Easy draw for Bajans
At least Barbados should get out of the group stages this time.
The country’s senior men’s basketball team couldn’t have asked for an easier draw, having been pooled with regional lightweights Bermuda and Montserrat for next summer’s revamped regional tournament in Suriname.
Montserrat and Bermuda are part of a generally weak Group B that also features perennial semi-finalists Antigua and Barbuda and big unknowns Haiti in June’s rebranded FIBA AmeriCup Caribbean pre-qualifiers.
“Haiti is a huge question mark because I don’t know their history very well and no one really sees them at this level, so it may by a case where they are now starting their programme or bringing a big team to contend with. We won’t know until we see them,” said head coach Nigel Lloyd.
“But yeah, our group doesn’t seem as hard as it has been in the past, but at the same time, we haven’t been playing our best basketball of recent, so we have to get back to that.
“Hopefully, everyone will be available to play in June, which also hasn’t been the case for us recently. Once we get our best players playing the basketball that we should be playing, then I don’t see why we can’t get out of our group,” he added.

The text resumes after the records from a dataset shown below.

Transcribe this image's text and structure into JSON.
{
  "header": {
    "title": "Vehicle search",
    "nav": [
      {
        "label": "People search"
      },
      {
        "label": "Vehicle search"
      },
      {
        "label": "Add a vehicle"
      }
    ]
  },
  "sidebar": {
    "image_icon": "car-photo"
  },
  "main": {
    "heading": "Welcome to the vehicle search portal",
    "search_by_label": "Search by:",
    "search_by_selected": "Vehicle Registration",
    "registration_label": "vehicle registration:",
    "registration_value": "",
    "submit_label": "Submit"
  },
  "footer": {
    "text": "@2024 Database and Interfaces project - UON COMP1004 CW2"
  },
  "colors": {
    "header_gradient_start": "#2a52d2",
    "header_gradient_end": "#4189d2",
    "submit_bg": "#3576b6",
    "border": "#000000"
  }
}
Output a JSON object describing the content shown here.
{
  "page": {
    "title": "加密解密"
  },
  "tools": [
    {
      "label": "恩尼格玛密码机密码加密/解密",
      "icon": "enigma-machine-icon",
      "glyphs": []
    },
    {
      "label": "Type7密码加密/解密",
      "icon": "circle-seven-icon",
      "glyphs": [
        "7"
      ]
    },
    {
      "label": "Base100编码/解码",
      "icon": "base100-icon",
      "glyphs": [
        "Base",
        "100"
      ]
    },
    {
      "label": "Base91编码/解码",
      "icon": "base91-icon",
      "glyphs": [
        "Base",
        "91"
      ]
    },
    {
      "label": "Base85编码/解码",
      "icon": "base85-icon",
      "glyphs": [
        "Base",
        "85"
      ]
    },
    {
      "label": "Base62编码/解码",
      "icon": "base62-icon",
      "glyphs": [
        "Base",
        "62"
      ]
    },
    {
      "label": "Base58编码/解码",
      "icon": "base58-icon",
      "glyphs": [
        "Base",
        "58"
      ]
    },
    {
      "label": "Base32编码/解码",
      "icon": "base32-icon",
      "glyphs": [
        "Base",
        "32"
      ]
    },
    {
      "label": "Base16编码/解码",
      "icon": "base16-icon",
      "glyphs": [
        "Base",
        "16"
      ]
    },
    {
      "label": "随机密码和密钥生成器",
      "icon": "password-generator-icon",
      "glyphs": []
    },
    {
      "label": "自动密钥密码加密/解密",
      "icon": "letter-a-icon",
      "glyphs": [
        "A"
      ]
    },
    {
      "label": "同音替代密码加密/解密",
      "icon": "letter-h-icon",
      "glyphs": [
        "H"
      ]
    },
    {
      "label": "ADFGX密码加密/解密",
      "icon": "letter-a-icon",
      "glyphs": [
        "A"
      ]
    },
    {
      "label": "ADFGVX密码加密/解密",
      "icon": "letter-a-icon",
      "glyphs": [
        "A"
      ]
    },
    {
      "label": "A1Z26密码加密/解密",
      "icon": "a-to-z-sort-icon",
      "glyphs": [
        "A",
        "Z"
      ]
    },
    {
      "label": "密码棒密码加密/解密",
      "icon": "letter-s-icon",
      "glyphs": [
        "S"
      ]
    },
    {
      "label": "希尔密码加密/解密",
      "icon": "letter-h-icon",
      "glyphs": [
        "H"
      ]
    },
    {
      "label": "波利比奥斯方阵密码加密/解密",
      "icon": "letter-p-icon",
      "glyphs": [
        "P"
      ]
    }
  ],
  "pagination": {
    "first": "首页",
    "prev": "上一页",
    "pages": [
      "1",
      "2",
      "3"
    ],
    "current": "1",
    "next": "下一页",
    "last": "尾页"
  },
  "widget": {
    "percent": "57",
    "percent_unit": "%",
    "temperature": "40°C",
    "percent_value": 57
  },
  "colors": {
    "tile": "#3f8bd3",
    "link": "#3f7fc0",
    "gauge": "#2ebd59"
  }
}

Barbados should still start as odds-on favourites to win the group with a team likely built around the nucleus of overseas-based pros Andre Lockhart, Kregg Jones and John Jones, alongside seasoned campaigners Jeremy Gill, Akeem Marsh and Keefe Birkett.
But even with these players, the senior side has struggled mightily of recent, failing to advance out of the group stages at the last four tournaments, including a historically low seventh-place showing in Tortola.
And the squad is an aging one that will have to shake off the rust of not playing a regional competition since 2015.
At least the team has managed to avoid a very competitive Group A that is led by St Vincent and the Grenadines, Suriname and Guyana – three teams that have all beaten Barbados in either of the last two tournaments.
And dodging that group is likely pivotal to the squad’s chances, as only the top two teams at the tournament will earn automatic spots to advance to another qualifying round.
That competition is set to include six other teams and will be played on a home and away basis, where the top four teams then progress to a 16-team Division A competition featuring World and Olympic champions United States, Canada and the top five teams from the previous Centrobasket competition.
The initial stages of the Division A tournament will also be played in a home and away format in four groups of four before the top three teams in each group advance to the second stage of the competition.
Those 12 teams are slated to be separated into two groups, where the three best teams of each group and the best fourth-placed team advance to the 2021 FIBA World Cup.
Next year’s FIBA AmeriCup Caribbean pre-qualifiers will run from June 25 to 29. (JM)